On the other hand, the US, despite having the most advanced and sophisticated spying technology, does not seem to have any clue about Iran's nuclear programmes except what has been reported by the International Atomic Energy Agency (IAEA). Veteran members of the US congressional intelligence committees have already admitted that there is no way the US could determine how far the Iranians have gone ahead with their nuclear programme. They have asserted that US intelligence network simply lacks the capability to secure accurate information on Iran's nuclear activities.
The painful and embarrassing truth — which also exposes the gaping shortcomings in US intelligence work — is also prodding Washington into undertaking a military adventure against Iran. At the same time, to propagate that the world is in the dark about Iran's plans also suits the US strategy because it could always cite the benefit of the doubt in favour of action against Iran.
Whatever considerations the US might have, Israel, which is determined not to allow any Middle Eastern power other than itself to have a nuclear programme, is straining to hold back itself from staging a repeat in Iran of the 1981 attack that demolished Iraq's sole nuclear reactor. Israeli lobbyists are hard at work in Washington, hyping up the "Iranian nuclear threat" and lobbying for military action against Iran. Leading and misleading interpretations of Iran's strategy are being sown around in order to create murky waters to exploited to benefit Israel's objective of using the US military to wage war for the sake of the Jewish state.
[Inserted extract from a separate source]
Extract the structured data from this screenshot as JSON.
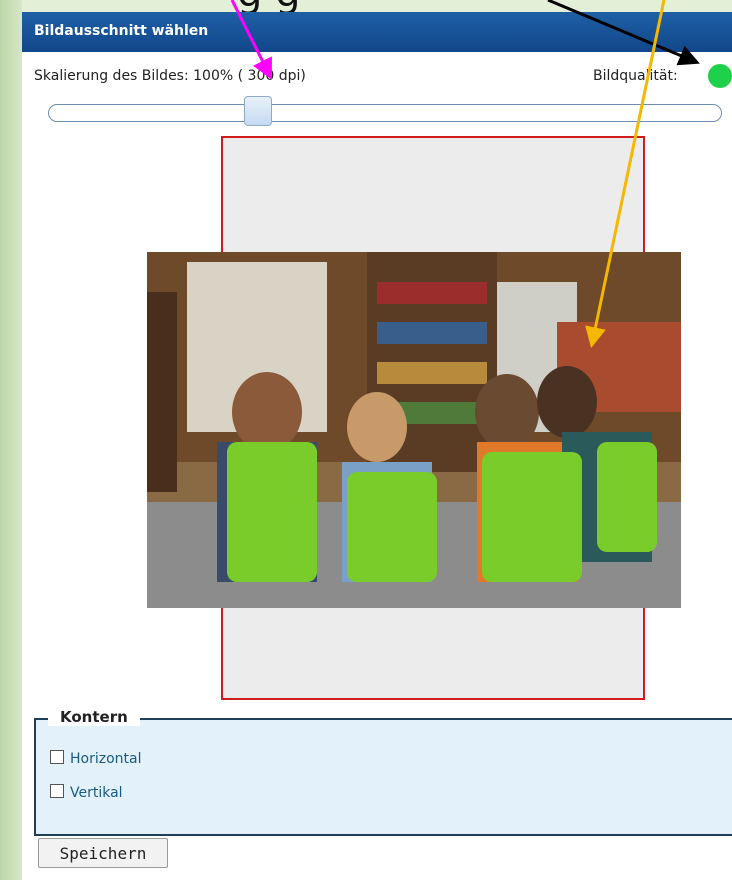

Against these realities, what is indeed unmistakable is that Iran might be engaging in rhetoric, but the US is not. Washington has made up its mind that Iran should not be allowed any leeway that would permit it to develop an effective nuclear programme. It is only a matter of time and methods to achieve that objective.